Almost six years after Prime Minister Shinzo Abe famously declared the contaminated water problem at the Fukushima No. 1 nuclear plant "under control," today it remains anything but.
Tokyo Electric Power Co. (TEPCO) continues to face difficulties in dealing with water contaminated with radioactive substances at its crippled plant.
About 18,000 tons of highly contaminated water remains accumulated in reactor buildings and other places.
Abe made the "under control," declaration in September 2013 while Tokyo was bidding to win the 2020 Summer Games.
In reality, however, the situation is not under control even now.
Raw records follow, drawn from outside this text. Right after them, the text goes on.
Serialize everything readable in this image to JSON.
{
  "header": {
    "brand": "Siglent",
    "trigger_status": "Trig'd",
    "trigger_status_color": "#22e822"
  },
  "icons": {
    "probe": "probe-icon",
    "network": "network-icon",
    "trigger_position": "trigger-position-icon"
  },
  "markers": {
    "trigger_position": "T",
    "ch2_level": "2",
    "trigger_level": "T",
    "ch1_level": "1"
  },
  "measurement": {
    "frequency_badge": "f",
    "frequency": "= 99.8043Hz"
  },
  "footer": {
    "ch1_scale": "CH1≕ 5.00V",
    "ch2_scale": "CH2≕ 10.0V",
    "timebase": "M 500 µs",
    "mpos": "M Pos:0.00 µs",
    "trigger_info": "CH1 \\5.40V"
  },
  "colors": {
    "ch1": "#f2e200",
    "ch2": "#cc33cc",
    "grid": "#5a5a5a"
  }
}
In a meeting of the Nuclear Regulation Authority (NRA) in June, one of its members, Nobuhiko Ban, told TEPCO officials, "I want you to show whether you have a prospect (for the reduction of contaminated water) or you have given up."
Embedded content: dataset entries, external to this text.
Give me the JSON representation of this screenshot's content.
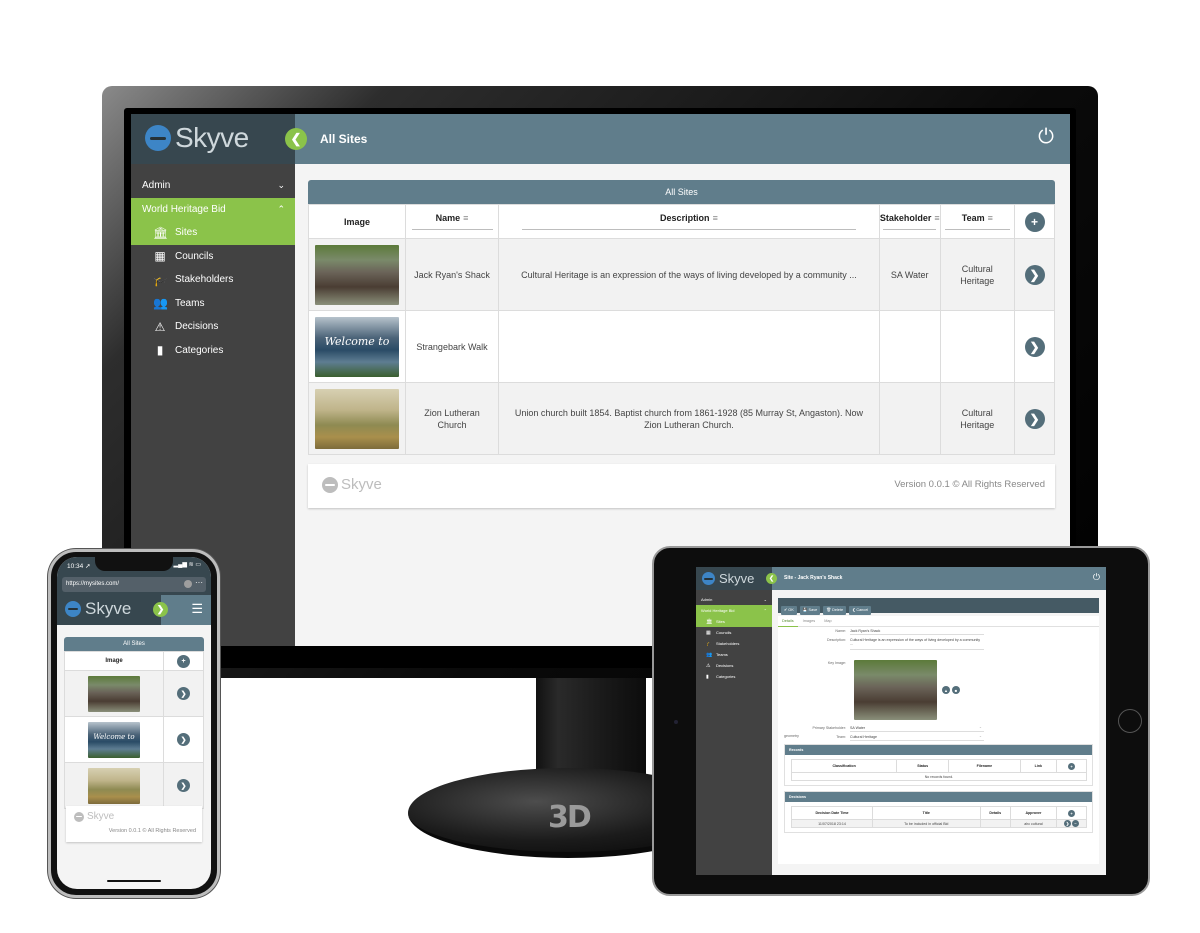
{
  "brand": {
    "name": "Skyve",
    "primary_color": "#607d8b",
    "sidebar_color": "#424242",
    "accent_green": "#8bc34a",
    "logo_blue": "#3d85c6"
  },
  "desktop": {
    "header": {
      "title": "All Sites",
      "toggle_icon": "chevron-left",
      "power_icon": "power"
    },
    "sidebar": {
      "groups": [
        {
          "label": "Admin",
          "expanded": false
        },
        {
          "label": "World Heritage Bid",
          "expanded": true
        }
      ],
      "items": [
        {
          "label": "Sites",
          "icon": "bank-building",
          "active": true
        },
        {
          "label": "Councils",
          "icon": "office-building"
        },
        {
          "label": "Stakeholders",
          "icon": "graduation-cap"
        },
        {
          "label": "Teams",
          "icon": "users"
        },
        {
          "label": "Decisions",
          "icon": "warning-triangle"
        },
        {
          "label": "Categories",
          "icon": "bookmark"
        }
      ]
    },
    "grid": {
      "title": "All Sites",
      "columns": [
        "Image",
        "Name",
        "Description",
        "Stakeholder",
        "Team"
      ],
      "add_icon": "plus-circle",
      "rows": [
        {
          "image": "Old wooden shack",
          "name": "Jack Ryan's Shack",
          "description": "Cultural Heritage is an expression of the ways of living developed by a community ...",
          "stakeholder": "SA Water",
          "team": "Cultural Heritage"
        },
        {
          "image": "Welcome to",
          "name": "Strangebark Walk",
          "description": "",
          "stakeholder": "",
          "team": ""
        },
        {
          "image": "Landscape painting",
          "name": "Zion Lutheran Church",
          "description": "Union church built 1854. Baptist church from 1861-1928 (85 Murray St, Angaston). Now Zion Lutheran Church.",
          "stakeholder": "",
          "team": "Cultural Heritage"
        }
      ]
    },
    "footer": {
      "logo": "Skyve",
      "version_text": "Version 0.0.1",
      "copyright_symbol": "©",
      "rights": "All Rights Reserved"
    }
  },
  "phone": {
    "status": {
      "time": "10:34 ➚",
      "indicators": "▂▄▆ ≋ ▭"
    },
    "browser": {
      "url": "https://mysites.com/",
      "more": "···"
    },
    "header": {
      "toggle_icon": "chevron-right",
      "menu_icon": "hamburger"
    },
    "grid": {
      "title": "All Sites",
      "column": "Image",
      "rows": [
        "Old wooden shack",
        "Welcome to",
        "Landscape painting"
      ]
    },
    "footer": {
      "logo": "Skyve",
      "version_text": "Version 0.0.1",
      "copyright_symbol": "©",
      "rights": "All Rights Reserved"
    }
  },
  "tablet": {
    "header": {
      "title": "Site - Jack Ryan's Shack"
    },
    "sidebar": {
      "groups": [
        "Admin",
        "World Heritage Bid"
      ],
      "items": [
        "Sites",
        "Councils",
        "Stakeholders",
        "Teams",
        "Decisions",
        "Categories"
      ]
    },
    "toolbar": {
      "ok": "OK",
      "save": "Save",
      "delete": "Delete",
      "cancel": "Cancel"
    },
    "tabs": [
      "Details",
      "Images",
      "Map"
    ],
    "form": {
      "name_label": "Name:",
      "name_value": "Jack Ryan's Shack",
      "description_label": "Description:",
      "description_value": "Cultural Heritage is an expression of the ways of living developed by a community ...",
      "key_image_label": "Key Image:",
      "stakeholder_label": "Primary Stakeholder:",
      "stakeholder_value": "SA Water",
      "team_label": "Team:",
      "team_value": "Cultural Heritage",
      "geometry_label": "geometry"
    },
    "records": {
      "title": "Records",
      "columns": [
        "Classification",
        "Status",
        "Filename",
        "Link"
      ],
      "empty_message": "No records found."
    },
    "decisions": {
      "title": "Decisions",
      "columns": [
        "Decision Date Time",
        "Title",
        "Details",
        "Approver"
      ],
      "rows": [
        {
          "date": "11/07/2018 23:14",
          "title": "To be included in official Bid",
          "details": "",
          "approver": "ahc cultural"
        }
      ]
    }
  }
}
The water level did not fall as planned in an area of a basement floor at the No. 3 reactor building for two months.
Asked why the level did not drop, TEPCO officials offered only vague explanations in the meeting. Ban made the remark out of irritation.
Highly contaminated water that has accumulated in reactor buildings and turbine buildings is a major concern at the Fukushima plant.
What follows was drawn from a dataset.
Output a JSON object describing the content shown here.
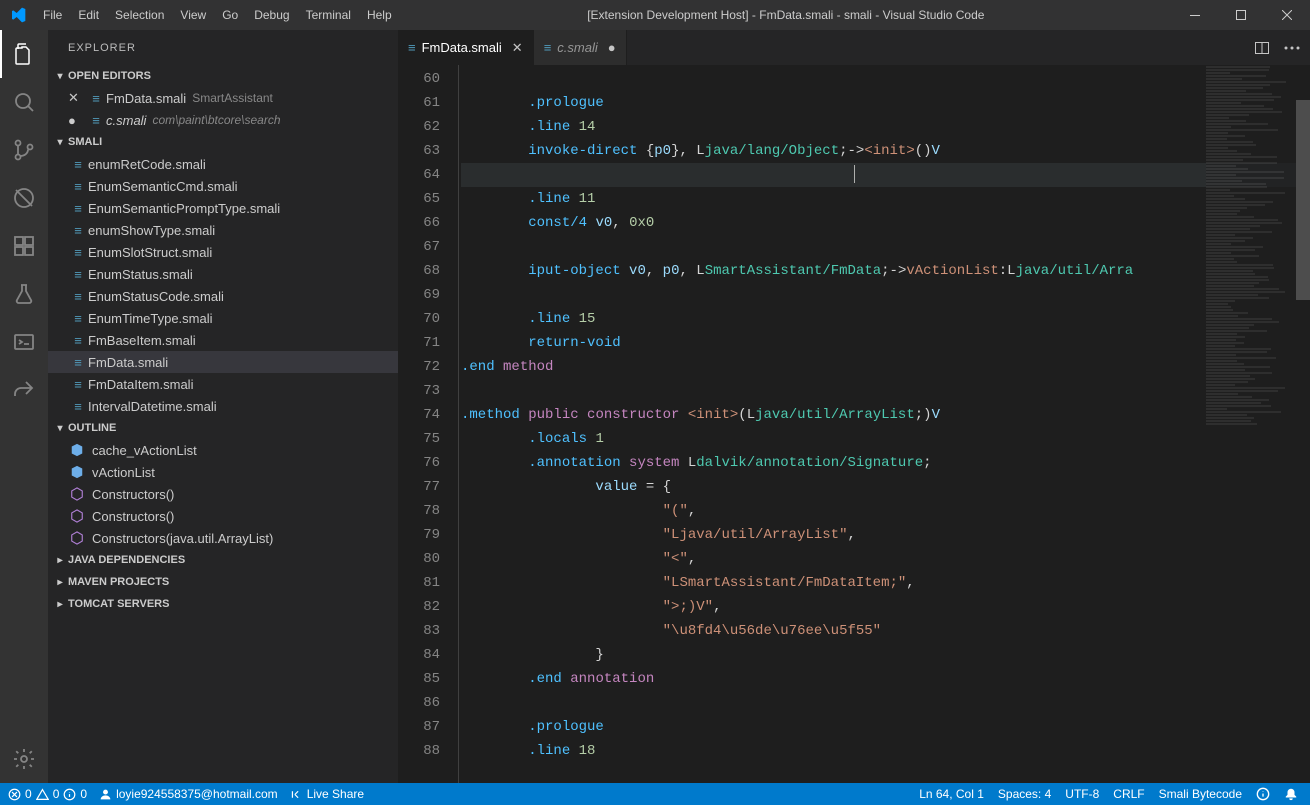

In addition to water that was used to cool melted nuclear fuel at the No. 1, No. 2 and No. 3 reactors, groundwater also has flowed into those buildings through cracks.
The concentration of radioactive substances in highly contaminated water is about 100 million times that of the contaminated water that has been processed and stored in tanks.
Immediately after the nuclear accident at the Fukushima plant in March 2011, highly contaminated water leaked into the sea through underground tunnels.
As a result, radioactive substances whose concentrations were higher than allowable standards were detected in fish and other seafood.
After the nuclear accident, about 100,000 tons of water initially accumulated in the basement portions of buildings that housed the No. 1, No. 2, No. 3 and No. 4 reactors and buildings that accommodated turbines.
TEPCO has removed groundwater through wells.
It also created "frozen walls" in the ground by freezing soil around the buildings.
Using those methods, the company has decreased the flow of groundwater into the buildings and, as a result, the level of highly contaminated water has dropped there.
Eight years since the nuclear accident occurred, the volume of highly contaminated water in the buildings has fallen to 18,000 tons.
TEPCO aims to reduce the volume further to 6,000 tons by the end of fiscal 2020.
However, work to decrease the water has not progressed as expected.
As for the area in the basement of the No. 3 reactor building, it is known that water used to cool melted nuclear fuel is flowing into the area.
But why the water level does not drop only in that area is not known.
If the water level in the building remains high, highly contaminated water there could leak into the ground through cracks when the groundwater level outside the building drops.
If the leaks occur, the entire effort to decrease the amount of highly contaminated water will be stalled.
The NRA is also requiring TEPCO to take anti-tsunami measures because if a huge tsunami engulfs the buildings again, it could send highly contaminated water pouring into the sea However, anti-tsunami measures are also delayed.
The work to close openings that could become locations for leakage of highly contaminated water during a tsunami is expected to continue until the end of fiscal 2021.
Such openings exist at 50 locations at present.
Additional construction of sea walls as a safeguard against another huge tsunami like the one triggered by the Great East Japan Earthquake will take time until the first half of fiscal 2020.